Gravity with little gravitas
Bullock carries movie, but production is the real star
By: Scott Hayes
| Posted: Saturday, Oct 12, 2013 06:00 am
Starring Sandra Bullock, George Clooney and Ed Harris
Directed by Alfonso Cuarón
Runtime: 90 minutes
Now playing at Grandin Theatres, Cineplex Odeon North Edmonton and Scotiabank Theatre
Life in space is impossible. So says the very succinct preface to Gravity, a 90-minute rollercoaster set just outside of the Earth’s atmosphere, several hundred kilometres straight up, starting on the space shuttle Explorer.
Dr. Ryan Stone (Sandra Bullock) and Matthew Kowalski (George Clooney) are working to repair the Hubble Telescope, connected with the Explorer. Everything is already precarious on these missions but never more so than this one.
The Russians have inexplicably decided to destroy one of their own satellites with a missile, the resultant debris of which hurtles on a collision course with the shuttle and our heroic astronauts. The vessel is destroyed by the numerous impacts, sending everything and everybody everywhere, a FUBAR situation if ever there was one. What’s more, all communications with ground control are cut off. It’s just our two little humans, adrift in an endless sea of nothingness who must rely on each other to get back to safety against astronomical odds.
Needless to say, there is a great suspension of disbelief that is required from the audience to effectively buy in to this movie. There are several major leaps in logic that one must first forgo in order for the story to proceed. None of these is greater than Stone herself, who seems woefully ill-prepared to deal with weightlessness and the immensity of the universe. She even keeps forgetting about how momentum works in zero gravity, that things tend to float away in space for one thing. This is her first mission, however, so perhaps we are meant to assume her naïveté is due to NASA’s cutbacks.
Kowalski, on the other hand, is commanding his last trip. That’s right, he’s two days from retirement. Of course, something will go catastrophically wrong for him. His role is more akin to being a grandfather figure than just being a version of Lethal Weapon’s Sgt. Murtaugh though. He’s cooler than a cucumber in high stress situations, never fazed by even the direst of circumstances. Ever calm, he also remains steadfast with the voice of reason, always saying the right thing, always having the right answer, and never showing any worry or panic.

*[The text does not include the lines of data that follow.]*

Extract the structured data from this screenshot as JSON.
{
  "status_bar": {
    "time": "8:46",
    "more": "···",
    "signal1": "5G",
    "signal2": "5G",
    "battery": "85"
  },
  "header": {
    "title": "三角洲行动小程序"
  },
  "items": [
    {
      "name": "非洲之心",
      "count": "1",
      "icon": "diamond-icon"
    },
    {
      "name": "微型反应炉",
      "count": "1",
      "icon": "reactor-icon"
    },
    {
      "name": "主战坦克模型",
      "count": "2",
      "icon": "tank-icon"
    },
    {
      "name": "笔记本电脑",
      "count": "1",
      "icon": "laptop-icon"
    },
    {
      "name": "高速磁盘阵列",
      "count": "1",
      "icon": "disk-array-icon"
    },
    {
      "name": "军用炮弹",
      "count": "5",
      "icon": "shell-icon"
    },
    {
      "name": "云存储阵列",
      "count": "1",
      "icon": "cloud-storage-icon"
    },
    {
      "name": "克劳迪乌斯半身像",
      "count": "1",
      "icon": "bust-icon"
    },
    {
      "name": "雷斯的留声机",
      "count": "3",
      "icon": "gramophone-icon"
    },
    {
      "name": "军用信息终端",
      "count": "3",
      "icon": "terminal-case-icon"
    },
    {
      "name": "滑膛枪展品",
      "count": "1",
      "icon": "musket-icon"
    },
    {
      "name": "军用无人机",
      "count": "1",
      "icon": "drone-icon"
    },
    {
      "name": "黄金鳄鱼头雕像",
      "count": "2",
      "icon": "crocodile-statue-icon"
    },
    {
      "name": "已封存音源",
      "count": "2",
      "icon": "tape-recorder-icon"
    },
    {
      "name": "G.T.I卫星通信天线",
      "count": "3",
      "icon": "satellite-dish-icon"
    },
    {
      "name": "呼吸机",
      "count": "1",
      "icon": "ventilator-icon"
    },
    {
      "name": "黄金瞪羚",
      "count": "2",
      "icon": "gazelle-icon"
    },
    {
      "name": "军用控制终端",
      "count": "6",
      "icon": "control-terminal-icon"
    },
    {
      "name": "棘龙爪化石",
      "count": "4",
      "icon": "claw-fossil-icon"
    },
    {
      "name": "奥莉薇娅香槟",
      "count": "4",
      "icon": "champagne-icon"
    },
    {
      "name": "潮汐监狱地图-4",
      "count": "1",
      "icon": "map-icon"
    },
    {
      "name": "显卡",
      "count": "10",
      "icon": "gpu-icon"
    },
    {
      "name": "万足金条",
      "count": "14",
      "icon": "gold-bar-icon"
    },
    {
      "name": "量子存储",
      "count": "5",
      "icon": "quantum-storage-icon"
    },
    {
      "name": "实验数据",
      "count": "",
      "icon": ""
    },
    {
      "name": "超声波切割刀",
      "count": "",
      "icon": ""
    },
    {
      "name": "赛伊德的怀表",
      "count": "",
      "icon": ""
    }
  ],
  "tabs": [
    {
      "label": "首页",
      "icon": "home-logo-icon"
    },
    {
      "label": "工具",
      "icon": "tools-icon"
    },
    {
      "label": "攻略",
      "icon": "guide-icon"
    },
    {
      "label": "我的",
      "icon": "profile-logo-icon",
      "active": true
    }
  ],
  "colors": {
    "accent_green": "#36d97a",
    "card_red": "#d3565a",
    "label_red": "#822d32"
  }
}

Stone is more like a tourist who’s just along for the ride without really reading the travel book first. Under Kowalski’s care, she comes across like the young charge of her elder keeper’s babysitting service. He keeps everything warm and fuzzy in the cold and desolate Great Beyond while she struggles to keep her lunch down and can’t seem to keep all of her tools – or wits – tethered tightly.
This is a two-hander story (meaning a tale told by two actors) but it’s Bullock’s show as she carries the vast majority of Gravity. It’s also a damsel in distress story, with Stone relying heavily on White Knight Kowalski to take control of the hasty rescue operation. It’s a rollercoaster to be sure: technically proficient but it’s really just going up and down a lot. Don’t expect it to resonate deeply or that you should relate with the characters because it’s the plot that’s in the driver’s seat. Gravity is a movie that exists to prove that it could be made. The acting takes a passenger seat.
It’s a thrilling spectacle, a technological and technical achievement that deserves every credit. Director Alfonso Cuarón and cinematographer Emmanuel Lubezki certainly proved their mettle with this challenging shoot that really looks like Bullock and Clooney are actually in space. Well, mostly anyway. Often I wondered if they had to film some of their scenes in the famed Vomit Comet, a specialized airplane that is equipped to simulate zero gravity by flying straight down for 30 second stretches. It’s highly doubtful because Cuarón loves long takes, much longer than such a short span of time as that, and there are many extended and complicated sequences that come across as seamless even over several minutes. There are many special effects that are not obvious also, which is saying something.
The choreography, for that reason, should be praised as well. It must have been difficult to perform so much of this space opera with blocking in three dimensions.
All in all, Gravity is pretty effective as a thrill ride despite having little depth. In between all of the calamity, we enjoy numerous views of Earth in its distant splendour. This does more to make we the viewers aware of the director forcing something to tug at our heartstrings, but it works, albeit modestly.
This movie will likely have its audience members’ guts churning and brains spinning. It is indeed a rollercoaster and memorable too: beautiful and terrifying, all sound and fury, yet signifying nothing or close to it. It is meant to be a prolonged treatise on the human condition, on the fragility of existence and the constant struggle against setback, with musings on the ease of defeat and the will to survive. Instead, it mostly just throws itself around a fair bit and doesn’t leave us much to hold on to.